Life quickly became a series of awesome learning experiences with visits each day to the orphanage. Feeding, bathing and playing with the children there helped us process this new culture in every aspect, at every turn. Even on the lengthy, daily drive to “work” through the city there was always a new sight or sound or smell. I had never appreciated our own laws regarding emissions until I found myself in this city where the fumes continuously brought on headaches. And people, such crowds of bustling, vibrant, colourful people everywhere walking, many chewing on short cobs of corn anytime during the day, or on bikes, everyone seeking something desperately it seemed, perhaps food or work, or both …. Teenaged boys especially, were literally in your face, swarming you for blocks, asking for “paper”. If a local person “rescued” you, offering an escort beyond the crowds, then they, too, would ultimately ask for “paper” money. I was staggered yet strangely, not annoyed.

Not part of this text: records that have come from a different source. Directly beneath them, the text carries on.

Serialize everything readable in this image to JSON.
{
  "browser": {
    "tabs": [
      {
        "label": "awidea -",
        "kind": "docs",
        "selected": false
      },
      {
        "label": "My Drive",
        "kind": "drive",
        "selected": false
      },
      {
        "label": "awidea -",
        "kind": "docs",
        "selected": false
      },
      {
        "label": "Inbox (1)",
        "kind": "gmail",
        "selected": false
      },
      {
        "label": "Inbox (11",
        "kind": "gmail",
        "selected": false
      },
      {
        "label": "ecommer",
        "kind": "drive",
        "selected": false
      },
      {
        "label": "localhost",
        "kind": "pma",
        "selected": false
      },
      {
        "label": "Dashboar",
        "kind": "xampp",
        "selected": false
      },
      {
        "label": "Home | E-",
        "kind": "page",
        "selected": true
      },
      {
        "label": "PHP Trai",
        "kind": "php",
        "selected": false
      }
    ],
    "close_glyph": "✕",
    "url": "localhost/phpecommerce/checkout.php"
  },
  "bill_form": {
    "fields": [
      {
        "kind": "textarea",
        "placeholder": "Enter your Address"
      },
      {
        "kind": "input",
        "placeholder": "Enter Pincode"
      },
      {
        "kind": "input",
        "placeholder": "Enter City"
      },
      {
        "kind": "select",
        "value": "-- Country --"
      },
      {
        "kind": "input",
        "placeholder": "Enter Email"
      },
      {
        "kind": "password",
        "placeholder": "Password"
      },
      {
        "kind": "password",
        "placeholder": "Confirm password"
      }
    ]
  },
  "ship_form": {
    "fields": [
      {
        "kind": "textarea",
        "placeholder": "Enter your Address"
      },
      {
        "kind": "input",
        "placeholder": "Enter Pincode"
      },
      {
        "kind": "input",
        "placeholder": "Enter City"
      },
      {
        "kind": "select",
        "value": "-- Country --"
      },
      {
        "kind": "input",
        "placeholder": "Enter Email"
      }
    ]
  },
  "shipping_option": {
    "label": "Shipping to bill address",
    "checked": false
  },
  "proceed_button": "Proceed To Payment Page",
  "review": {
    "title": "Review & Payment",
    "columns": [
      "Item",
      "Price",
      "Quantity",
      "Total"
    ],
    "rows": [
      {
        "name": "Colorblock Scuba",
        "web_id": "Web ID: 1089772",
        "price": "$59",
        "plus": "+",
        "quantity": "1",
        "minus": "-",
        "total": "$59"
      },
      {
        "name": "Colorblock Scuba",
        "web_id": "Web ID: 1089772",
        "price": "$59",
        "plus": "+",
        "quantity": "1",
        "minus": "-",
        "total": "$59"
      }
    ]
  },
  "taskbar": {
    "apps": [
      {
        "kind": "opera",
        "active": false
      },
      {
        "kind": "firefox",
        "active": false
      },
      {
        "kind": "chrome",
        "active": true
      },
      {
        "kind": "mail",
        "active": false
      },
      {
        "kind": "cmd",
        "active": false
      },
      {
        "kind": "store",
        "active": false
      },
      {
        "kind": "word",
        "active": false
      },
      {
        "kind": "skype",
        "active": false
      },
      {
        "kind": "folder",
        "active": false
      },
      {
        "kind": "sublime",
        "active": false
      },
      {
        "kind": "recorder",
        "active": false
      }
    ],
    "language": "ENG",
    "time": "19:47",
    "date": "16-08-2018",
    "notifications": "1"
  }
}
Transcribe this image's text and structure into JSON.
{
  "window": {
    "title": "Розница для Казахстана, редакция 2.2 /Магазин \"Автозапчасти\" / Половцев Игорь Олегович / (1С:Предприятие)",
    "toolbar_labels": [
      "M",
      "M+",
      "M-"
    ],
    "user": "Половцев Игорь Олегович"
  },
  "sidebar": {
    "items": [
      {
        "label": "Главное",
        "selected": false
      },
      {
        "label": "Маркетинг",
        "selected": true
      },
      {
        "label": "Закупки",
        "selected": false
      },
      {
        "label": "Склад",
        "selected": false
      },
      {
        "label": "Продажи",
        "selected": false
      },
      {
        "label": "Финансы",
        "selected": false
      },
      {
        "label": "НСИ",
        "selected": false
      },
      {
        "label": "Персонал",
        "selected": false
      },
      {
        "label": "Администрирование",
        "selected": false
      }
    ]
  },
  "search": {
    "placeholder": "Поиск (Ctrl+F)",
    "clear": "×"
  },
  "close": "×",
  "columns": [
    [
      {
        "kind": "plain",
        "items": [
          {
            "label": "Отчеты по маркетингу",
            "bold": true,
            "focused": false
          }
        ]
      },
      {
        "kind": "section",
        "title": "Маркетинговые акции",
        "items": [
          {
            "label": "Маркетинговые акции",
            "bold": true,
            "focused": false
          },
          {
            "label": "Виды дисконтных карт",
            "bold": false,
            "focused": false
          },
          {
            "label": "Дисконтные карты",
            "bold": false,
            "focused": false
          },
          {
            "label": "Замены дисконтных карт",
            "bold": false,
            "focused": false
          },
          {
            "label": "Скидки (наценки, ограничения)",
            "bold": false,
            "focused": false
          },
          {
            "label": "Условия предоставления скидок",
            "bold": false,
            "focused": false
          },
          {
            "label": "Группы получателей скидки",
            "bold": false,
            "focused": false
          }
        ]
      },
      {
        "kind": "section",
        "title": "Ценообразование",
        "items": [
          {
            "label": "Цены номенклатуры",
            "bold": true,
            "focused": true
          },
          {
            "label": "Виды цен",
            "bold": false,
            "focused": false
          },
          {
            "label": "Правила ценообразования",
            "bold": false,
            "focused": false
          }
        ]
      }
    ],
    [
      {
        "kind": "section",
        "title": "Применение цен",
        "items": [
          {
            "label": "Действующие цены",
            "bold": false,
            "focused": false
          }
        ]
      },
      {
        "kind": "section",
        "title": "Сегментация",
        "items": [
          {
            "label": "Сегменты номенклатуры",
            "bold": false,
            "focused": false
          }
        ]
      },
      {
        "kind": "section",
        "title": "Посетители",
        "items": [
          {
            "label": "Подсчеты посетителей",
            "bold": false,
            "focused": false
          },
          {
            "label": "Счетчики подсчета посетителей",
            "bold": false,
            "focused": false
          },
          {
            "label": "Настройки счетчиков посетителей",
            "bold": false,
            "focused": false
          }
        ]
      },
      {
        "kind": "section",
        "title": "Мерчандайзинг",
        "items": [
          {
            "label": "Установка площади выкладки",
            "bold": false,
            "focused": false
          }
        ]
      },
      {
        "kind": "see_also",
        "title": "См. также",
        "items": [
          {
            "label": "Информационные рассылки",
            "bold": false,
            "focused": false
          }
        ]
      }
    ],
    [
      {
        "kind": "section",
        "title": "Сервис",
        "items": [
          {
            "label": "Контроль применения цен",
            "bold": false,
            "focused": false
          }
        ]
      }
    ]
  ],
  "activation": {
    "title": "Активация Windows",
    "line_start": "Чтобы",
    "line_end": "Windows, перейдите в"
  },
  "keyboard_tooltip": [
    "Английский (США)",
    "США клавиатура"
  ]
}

But it was the children of Chinyaradzo, the sweet, sweet faces, the outstretched arms of longing and pleading that, from that very first meeting, latched onto my heart and soul never letting go, never. With new additions to the orphanage almost daily, for a wide variety of reasons usually all associated with HIV/AIDS, some so very sick, and some so very destitute, and some so very sad, and some so very normal, how can a heart remain in one functioning piece? I cried for the first week, until I realized that there was a job to be done. My common sense and reason kicked out my sensibilities, and forward I went, upward and onward into the fray. Amazingly, gradually, I began to see the situation a bit differently, or at least with some perspective, or, maybe I simply realized one has to switch perspectives in order to become mobilized. This was a place of tragic necessity, it’s true, but it was also filled with the normal playful sounds of children, and the children needed us.
This is where I met Jacob…..
Note: you can learn all about our adventures in Africa by becoming a member of Aging with Ardor! Click here: